(Web page and app entries)
BEGIN

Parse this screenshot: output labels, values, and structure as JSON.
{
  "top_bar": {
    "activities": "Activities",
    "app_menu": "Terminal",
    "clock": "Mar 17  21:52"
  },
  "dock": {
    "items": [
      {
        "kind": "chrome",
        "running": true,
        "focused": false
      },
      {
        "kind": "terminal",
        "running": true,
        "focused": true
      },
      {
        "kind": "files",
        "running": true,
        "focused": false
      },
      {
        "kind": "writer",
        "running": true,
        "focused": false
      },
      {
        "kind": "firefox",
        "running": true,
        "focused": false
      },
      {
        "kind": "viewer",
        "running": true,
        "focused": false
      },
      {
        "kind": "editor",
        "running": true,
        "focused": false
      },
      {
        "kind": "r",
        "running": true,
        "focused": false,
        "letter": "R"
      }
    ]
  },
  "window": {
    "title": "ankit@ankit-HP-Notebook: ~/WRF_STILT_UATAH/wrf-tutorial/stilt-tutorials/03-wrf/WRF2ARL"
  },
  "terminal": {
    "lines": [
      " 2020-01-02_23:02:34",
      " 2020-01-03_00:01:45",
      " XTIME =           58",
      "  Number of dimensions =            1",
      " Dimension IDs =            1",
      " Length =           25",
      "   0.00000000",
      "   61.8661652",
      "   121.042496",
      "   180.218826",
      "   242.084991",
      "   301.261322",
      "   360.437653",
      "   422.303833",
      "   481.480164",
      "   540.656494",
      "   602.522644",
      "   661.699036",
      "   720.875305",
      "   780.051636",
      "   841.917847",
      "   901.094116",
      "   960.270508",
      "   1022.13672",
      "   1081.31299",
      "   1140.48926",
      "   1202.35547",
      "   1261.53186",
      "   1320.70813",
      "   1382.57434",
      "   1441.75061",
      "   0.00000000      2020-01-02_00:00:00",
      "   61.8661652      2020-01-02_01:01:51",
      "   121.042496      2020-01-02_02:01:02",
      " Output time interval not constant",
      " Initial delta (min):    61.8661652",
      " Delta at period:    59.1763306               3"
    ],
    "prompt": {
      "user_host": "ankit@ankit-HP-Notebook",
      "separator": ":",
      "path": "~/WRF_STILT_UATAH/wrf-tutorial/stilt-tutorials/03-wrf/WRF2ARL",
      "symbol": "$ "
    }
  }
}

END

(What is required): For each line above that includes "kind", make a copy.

(Task solution):
        "kind": "chrome",
        "kind": "terminal",
        "kind": "files",
        "kind": "writer",
        "kind": "firefox",
        "kind": "viewer",
        "kind": "editor",
        "kind": "r",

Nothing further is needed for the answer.